Homelessness in the United States: Causes, consequences, and solutions (ONLINE)
Mary Cunningham, Urban Institute, Washington, DC
Homelessness in the U.S. rose 12 percent in 2023 to its highest reported level since 2007, a product of rising rents and the end of COVID-19 eviction protections. About 653,000 people were experiencing homelessness during the annual point-in-time survey from January 2023. According to the Associated Press, “the total represents an increase of about 70,650 homeless people compared to January 2022. The latest estimate also indicated that people becoming homeless for the first time were behind much of the increase, and it ended a downward trend in family homelessness that began in 2012.” Mary Cunningham, a leading national expert on homelessness, will dig into the causes and consequences of homelessness and then focus on what the U.S. needs to do to address this crisis.
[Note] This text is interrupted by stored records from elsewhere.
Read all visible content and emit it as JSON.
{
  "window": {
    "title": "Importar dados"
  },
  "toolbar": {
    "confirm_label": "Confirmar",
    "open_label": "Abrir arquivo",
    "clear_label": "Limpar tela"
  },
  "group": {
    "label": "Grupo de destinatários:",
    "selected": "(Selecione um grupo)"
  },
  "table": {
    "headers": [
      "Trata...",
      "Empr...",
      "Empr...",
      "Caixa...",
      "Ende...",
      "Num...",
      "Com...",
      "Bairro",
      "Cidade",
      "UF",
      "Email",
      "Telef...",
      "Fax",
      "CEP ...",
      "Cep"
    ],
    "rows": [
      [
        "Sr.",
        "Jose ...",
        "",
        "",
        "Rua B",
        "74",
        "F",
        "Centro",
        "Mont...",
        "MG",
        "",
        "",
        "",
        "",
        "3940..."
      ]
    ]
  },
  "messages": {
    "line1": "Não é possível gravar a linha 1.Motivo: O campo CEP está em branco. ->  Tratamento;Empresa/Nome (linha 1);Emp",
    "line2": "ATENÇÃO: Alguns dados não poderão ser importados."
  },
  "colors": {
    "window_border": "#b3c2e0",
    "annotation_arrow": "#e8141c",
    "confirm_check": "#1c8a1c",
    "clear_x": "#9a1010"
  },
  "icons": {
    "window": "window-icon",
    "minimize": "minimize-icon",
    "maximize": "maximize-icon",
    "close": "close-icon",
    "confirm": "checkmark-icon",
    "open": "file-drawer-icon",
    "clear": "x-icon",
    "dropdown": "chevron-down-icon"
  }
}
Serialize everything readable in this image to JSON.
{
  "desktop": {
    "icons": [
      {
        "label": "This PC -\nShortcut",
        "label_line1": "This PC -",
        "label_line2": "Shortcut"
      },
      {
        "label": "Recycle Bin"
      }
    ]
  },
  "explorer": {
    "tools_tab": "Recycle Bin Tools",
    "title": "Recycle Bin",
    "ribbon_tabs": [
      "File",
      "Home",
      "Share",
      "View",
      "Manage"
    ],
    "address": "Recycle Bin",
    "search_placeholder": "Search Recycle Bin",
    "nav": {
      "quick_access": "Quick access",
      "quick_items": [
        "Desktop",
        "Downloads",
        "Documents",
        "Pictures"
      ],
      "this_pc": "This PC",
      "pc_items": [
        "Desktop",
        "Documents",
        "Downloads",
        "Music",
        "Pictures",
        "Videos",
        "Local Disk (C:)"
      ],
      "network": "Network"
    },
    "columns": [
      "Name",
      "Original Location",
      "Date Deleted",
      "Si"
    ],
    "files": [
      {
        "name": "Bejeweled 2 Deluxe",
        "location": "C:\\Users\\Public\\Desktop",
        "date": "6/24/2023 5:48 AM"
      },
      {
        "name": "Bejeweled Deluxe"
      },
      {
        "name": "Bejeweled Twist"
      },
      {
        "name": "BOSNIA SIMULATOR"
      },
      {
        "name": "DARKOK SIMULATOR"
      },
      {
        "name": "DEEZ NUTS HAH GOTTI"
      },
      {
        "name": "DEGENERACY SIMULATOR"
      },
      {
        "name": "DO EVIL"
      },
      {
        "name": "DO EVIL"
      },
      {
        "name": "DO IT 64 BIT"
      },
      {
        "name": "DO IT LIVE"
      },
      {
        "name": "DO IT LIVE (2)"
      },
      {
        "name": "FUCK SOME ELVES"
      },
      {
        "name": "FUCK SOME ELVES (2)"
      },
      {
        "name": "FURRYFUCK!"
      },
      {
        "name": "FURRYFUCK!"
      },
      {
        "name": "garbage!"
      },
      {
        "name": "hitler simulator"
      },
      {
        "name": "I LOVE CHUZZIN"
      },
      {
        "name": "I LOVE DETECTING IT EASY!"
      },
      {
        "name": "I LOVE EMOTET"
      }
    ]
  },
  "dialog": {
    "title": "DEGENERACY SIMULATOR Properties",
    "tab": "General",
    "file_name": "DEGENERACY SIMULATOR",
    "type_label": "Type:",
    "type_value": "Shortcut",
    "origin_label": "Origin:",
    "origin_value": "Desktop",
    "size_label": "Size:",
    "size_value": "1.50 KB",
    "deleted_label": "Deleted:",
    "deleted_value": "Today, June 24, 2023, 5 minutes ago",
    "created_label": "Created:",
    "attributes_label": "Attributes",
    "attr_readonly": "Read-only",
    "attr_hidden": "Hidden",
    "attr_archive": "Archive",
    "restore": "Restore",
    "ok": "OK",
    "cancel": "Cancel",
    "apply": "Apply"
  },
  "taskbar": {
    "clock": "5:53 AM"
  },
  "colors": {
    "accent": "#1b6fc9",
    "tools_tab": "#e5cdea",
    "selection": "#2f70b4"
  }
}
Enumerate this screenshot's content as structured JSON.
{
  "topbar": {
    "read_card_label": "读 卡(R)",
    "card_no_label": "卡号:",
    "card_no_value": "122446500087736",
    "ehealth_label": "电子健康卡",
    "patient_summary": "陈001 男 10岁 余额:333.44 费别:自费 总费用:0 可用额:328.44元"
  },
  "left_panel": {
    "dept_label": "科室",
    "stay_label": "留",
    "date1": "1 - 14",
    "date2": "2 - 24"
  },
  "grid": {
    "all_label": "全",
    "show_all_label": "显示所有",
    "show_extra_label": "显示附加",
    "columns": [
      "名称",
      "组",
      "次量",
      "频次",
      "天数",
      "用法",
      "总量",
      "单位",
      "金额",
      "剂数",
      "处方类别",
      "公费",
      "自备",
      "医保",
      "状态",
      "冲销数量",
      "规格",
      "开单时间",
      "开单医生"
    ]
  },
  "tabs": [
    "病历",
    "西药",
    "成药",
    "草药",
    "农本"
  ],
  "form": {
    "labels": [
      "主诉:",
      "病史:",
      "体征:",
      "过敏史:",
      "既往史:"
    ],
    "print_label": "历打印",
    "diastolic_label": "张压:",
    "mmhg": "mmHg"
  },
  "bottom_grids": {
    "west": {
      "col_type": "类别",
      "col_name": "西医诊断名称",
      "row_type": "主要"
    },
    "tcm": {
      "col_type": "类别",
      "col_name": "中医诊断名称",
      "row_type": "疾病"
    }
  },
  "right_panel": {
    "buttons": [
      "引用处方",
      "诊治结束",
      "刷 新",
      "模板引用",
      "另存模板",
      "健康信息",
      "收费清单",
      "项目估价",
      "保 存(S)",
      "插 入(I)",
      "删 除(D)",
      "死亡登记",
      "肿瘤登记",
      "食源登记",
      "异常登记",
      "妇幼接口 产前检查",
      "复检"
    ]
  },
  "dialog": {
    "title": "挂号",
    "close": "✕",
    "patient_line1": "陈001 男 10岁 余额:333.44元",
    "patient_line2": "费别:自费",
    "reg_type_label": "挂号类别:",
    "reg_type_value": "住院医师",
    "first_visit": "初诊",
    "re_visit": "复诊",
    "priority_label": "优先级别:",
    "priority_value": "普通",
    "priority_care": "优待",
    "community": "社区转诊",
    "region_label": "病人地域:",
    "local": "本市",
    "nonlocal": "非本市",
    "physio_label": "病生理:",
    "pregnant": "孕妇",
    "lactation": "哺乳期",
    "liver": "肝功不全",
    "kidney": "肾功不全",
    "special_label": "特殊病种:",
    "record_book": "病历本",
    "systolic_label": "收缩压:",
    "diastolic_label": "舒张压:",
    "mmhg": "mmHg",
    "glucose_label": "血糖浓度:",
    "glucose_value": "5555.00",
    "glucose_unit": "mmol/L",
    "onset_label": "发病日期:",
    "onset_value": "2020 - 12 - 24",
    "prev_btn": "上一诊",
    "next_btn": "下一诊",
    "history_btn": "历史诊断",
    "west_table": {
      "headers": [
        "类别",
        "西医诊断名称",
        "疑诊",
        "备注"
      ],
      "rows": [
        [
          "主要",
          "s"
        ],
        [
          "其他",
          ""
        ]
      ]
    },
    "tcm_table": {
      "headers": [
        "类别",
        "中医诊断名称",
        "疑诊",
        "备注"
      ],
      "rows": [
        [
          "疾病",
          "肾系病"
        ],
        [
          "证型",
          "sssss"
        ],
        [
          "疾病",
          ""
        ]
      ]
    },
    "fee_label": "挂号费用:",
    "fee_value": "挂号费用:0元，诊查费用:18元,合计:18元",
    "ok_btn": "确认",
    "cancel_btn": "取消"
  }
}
Mary K. Cunningham is Vice President of the Metropolitan Housing and Communities Policy Center at the Washington, DC-based Urban Institute. The researchers and policy experts at “Metro” work to diagnose problems and identify solutions on issues including homelessness and access to affordable housing, fair housing and discrimination, community and economic development, land use and zoning, racial segregation, and housing and climate change. She has studied housing and homelessness for more than 20 years and has led several evaluations of the US Department of Housing and Urban Development’s homelessness and assisted-housing programs, including those related to permanent supportive housing, rapid rehousing and homelessness prevention, and housing choice vouchers. From 2005 to 2008, Cunningham launched and directed the Homelessness Research Institute, the research and education arm of the National Alliance to End Homelessness. She also cochaired a research council on homelessness composed of nationally recognized academics and policy researchers. She has authored numerous reports, including A Research Agenda for Ending Homelessness and Homelessness Counts. Cunningham has been cited in the New York Times and the Washington Post, has been a guest on The Weeds podcast, and was recently interviewed on CBS Morning News. She started her career as a caseworker for families with housing vouchers at Metropolitan Boston Housing Partnership (now Metro Housing|Boston) and has an MPP from Georgetown University.